Standard Series Values (5%)
The unit of measurement for resistance is the ohm. One ohm is the resistance between two points when a constant current of 1 Amp flows as the result of an applied voltage of 1 Volt between the two points.
In electronics, resistor (and sometimes other components) values are shown by a sequence of colours. Now there are lots of methods of trying to remember the number/colour sequence - but most beginners seem to find the colours difficult to remember. In truth most skilled engineers don't go through the steps of working out the colours any more than you would work out c-a-t when looking at 'cat': you simply see the word as a whole. In the same way an experienced engineer simply recognises yellow-violet-red as being 4K7: we don't (need to) spell it out.
In exactly the same way as there are common words in English, so there are common values in electronics.

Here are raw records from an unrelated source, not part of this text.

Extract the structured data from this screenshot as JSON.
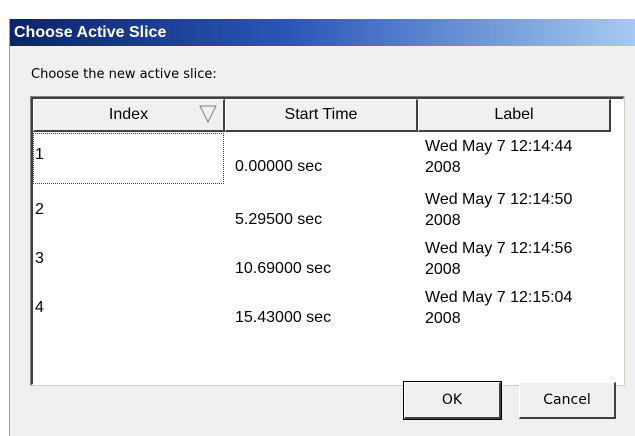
{
  "dialog": {
    "title": "Choose Active Slice",
    "prompt": "Choose the new active slice:"
  },
  "table": {
    "columns": [
      "Index",
      "Start Time",
      "Label"
    ],
    "sorted_column": "Index",
    "rows": [
      {
        "index": "1",
        "start": "0.00000 sec",
        "label_line1": "Wed May 7 12:14:44",
        "label_line2": "2008"
      },
      {
        "index": "2",
        "start": "5.29500 sec",
        "label_line1": "Wed May 7 12:14:50",
        "label_line2": "2008"
      },
      {
        "index": "3",
        "start": "10.69000 sec",
        "label_line1": "Wed May 7 12:14:56",
        "label_line2": "2008"
      },
      {
        "index": "4",
        "start": "15.43000 sec",
        "label_line1": "Wed May 7 12:15:04",
        "label_line2": "2008"
      }
    ]
  },
  "buttons": {
    "ok": "OK",
    "cancel": "Cancel"
  },
  "colors": {
    "title_gradient_start": "#0a246a",
    "title_gradient_end": "#a6caf0",
    "dialog_bg": "#f0f0f0"
  }
}
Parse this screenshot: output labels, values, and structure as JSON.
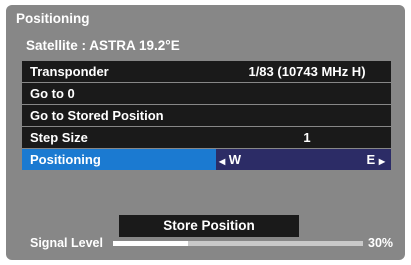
{
  "window": {
    "title": "Positioning"
  },
  "satellite": {
    "text": "Satellite : ASTRA 19.2°E"
  },
  "menu": {
    "items": [
      {
        "label": "Transponder",
        "value": "1/83 (10743 MHz  H)"
      },
      {
        "label": "Go to 0",
        "value": ""
      },
      {
        "label": "Go to Stored Position",
        "value": ""
      },
      {
        "label": "Step Size",
        "value": "1"
      },
      {
        "label": "Positioning",
        "left_text": "W",
        "right_text": "E",
        "left_arrow": "◀",
        "right_arrow": "▶"
      }
    ]
  },
  "store_button": {
    "label": "Store Position"
  },
  "signal": {
    "label": "Signal Level",
    "percent_text": "30%",
    "level": 0.3
  },
  "colors": {
    "panel": "#878787",
    "row": "#1a1a1a",
    "highlight": "#1b7ad1",
    "selected_value_bg": "#2c2c66"
  }
}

To use it, take a common resistor: this will have a gold (possibly a silver) band at the end with 3 other bands. Ignore the gold band - hold the resistor with this on the right, and start reading from the left end so you read towards the gold band. The first two bands should be one of the combinations shown in the chart. The third band shows the 'decade value' of the resistor.

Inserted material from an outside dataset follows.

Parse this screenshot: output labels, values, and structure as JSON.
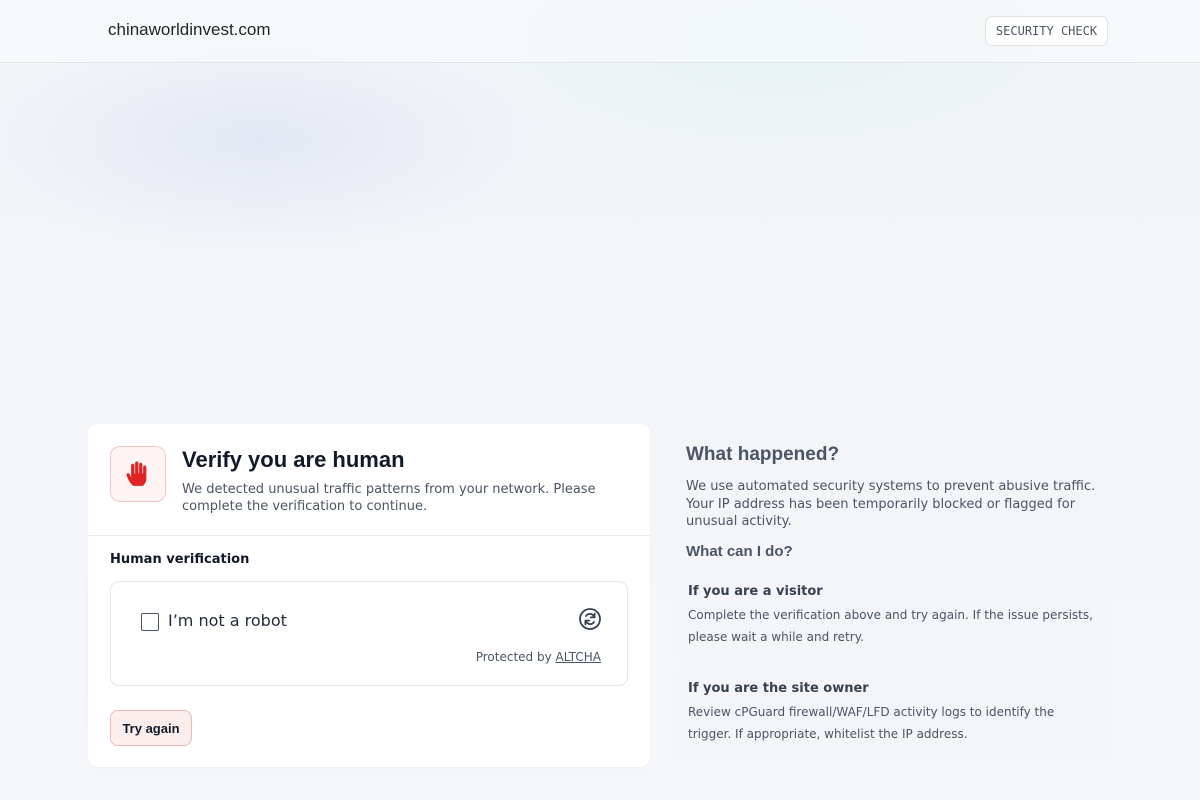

This is the multiplier - and it tells you which decade range the resistor is in.
So for the above example of a four band resistor we would read... 6, 8, 000. Put it all together and you get 68000 or 68K with a 5% tolerance (gold band).
You would read a five band resistor in the same way except you now have three figure bands before the multiplier band. Look at the above example 470K with a 2% (red) tolerance.

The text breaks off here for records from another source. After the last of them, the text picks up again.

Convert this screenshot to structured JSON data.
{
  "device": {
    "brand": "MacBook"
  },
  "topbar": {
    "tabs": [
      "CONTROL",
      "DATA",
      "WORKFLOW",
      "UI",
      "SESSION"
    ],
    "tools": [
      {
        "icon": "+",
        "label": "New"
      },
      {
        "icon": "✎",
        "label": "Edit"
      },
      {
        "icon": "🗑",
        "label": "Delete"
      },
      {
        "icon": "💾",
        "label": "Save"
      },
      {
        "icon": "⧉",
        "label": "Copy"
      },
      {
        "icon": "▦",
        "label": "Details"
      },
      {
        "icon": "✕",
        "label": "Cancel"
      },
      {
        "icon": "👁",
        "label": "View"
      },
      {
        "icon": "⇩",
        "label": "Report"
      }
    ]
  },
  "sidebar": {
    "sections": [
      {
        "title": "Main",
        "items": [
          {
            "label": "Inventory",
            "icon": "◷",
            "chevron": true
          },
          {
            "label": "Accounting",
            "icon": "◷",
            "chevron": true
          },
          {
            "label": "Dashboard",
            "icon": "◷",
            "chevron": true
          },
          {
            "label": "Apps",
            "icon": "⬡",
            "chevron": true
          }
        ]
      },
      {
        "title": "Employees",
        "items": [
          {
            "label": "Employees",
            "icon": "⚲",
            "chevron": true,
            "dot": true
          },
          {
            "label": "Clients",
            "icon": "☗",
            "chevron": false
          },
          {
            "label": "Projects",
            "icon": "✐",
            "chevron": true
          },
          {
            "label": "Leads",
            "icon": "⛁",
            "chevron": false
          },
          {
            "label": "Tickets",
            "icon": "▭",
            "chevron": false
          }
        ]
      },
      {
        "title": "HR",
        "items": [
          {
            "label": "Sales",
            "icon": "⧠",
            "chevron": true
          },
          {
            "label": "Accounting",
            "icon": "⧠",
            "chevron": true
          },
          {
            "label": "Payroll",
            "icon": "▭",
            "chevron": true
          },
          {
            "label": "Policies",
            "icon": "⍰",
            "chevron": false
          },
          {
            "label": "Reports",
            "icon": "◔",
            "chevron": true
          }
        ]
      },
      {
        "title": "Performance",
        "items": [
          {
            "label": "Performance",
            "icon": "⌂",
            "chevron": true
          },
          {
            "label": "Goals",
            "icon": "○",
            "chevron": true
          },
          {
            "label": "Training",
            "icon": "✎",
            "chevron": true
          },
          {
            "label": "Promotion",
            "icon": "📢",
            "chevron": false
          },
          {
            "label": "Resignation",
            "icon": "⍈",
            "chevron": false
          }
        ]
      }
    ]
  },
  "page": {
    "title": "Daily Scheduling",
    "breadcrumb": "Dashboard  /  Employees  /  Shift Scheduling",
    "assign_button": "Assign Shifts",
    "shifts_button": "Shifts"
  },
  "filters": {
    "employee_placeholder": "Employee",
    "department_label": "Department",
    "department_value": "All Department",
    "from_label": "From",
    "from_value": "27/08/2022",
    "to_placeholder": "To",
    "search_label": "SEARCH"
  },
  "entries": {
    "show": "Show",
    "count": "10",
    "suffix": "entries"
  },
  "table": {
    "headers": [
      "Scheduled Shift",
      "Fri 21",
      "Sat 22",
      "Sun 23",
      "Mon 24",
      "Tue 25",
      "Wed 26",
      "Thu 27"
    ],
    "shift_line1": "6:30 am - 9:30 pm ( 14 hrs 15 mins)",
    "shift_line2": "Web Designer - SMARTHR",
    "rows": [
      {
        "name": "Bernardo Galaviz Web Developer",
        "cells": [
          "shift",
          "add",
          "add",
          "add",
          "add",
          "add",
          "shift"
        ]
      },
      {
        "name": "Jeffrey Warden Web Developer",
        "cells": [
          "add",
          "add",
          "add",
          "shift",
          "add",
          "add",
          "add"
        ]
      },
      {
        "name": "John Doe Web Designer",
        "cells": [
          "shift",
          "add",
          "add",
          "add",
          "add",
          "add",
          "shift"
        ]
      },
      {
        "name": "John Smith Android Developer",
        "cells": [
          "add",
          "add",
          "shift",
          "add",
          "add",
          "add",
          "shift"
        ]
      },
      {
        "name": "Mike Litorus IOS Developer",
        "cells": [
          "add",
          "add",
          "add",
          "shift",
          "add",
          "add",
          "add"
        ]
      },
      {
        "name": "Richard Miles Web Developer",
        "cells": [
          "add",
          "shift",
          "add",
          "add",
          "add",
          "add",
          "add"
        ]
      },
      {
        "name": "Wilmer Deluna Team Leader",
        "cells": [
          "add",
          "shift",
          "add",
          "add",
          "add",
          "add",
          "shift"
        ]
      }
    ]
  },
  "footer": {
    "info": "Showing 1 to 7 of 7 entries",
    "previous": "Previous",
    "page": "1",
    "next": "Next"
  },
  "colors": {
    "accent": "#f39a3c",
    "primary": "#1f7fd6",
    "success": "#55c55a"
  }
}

When we write resistor values we use a convention. I mentioned at the start a resistor value of 4K7. So why put the K in the middle? Why not say 4.7K?. This comes down to the days of bad photocopiers. Take a circuit diagram and photocopy it. Then copy the copy. Soon you end up with a dirty copy with stray dots all over it. Is that a 47K or a 4.7K?
This doesn't happen when it is written as 4K7. And after all you say 'four thousand, seven hundred' so as K is a thousand, 4K7 is totally logical.
Resistor body color markings do not normally have much meaning. Sometimes they tell you about the resistors temperature coefficent. But there are two resistor body colors which you should know what they mean if youre fixing an electronic circuit.
Resistors with body colors of white or blue are used to identify non-flammable resistors and fusible resistors. If you encounter this type of resistor in a circuit do not replace it with normal reistor because this could cause a fire hazard if something goes wrong with the circuit. Non-flammable resistors and fusible resistors are designed so that they do not catch fire when they overheat. When a fusible resistor overheats it blows internaly like a fuse with no external visable signs.
Standard Series Values (5%)
Standard value series of resistors are named the 'E' series. For an 'E1' series of resistors there would be one value per decade, i.e. 10R, 100R, 1K, 10K, 100K etc. For 'E3' there would be three values per decade, ie 1R, 2R2 & 4R7. A little restricted, I am sure you will agree but do not worry there are more sets, E6, E12, E24, E48 and E96 series.
Below I have detailed the E24 series so that you can get a better idea.
1R0 10 100 1K0 10K 100K 1M0 10M 1R1 11 110 1K1 11K 110K 1M1 11M 1R2 12 120 1K2 12K 120K 1M2 12M 1R3 13 130 1K3 13K 130K 1M3 13M 1R5 15 150 1K5 15K 150K 1M5 15M 1R6 16 160 1K6 16K 160K 1M6 16M 1R8 18 180 1K8 18K 180K 1M8 18M 2R0 20 200 2K0 20K 200K 2M0 20M 2R2 22 220 2K2 22K 220K 2M2 22M 2R4 24 240 2K4 24K 240K 2M4 2R7 27 270 2K7 27K 270K 2M7 3R0 30 300 3K0 30K 300K 3M0 3R3 33 330 3K3 33K 330K 3M3 3R6 36 360 3K6 36K 360K 3M6 3R9 39 390 3K9 39K 390K 3M9 4R3 43 430 4K3 43K 430K 4M3 4R7 47 470 4K7 47K 470K 4M7 5R1 51 510 5K1 51K 510K 5M1 5R6 56 560 5K6 56K 560K 5M6 6R2 62 620 6K2 62K 620K 6M2 6R8 68 680 6K8 68K 680K 6M8 7R5 75 750 7K5 75K 750K 7M5 8R2 82 820 8K2 82K 820K 8M2 9R1 91 910 9K1 91K 910K 9M1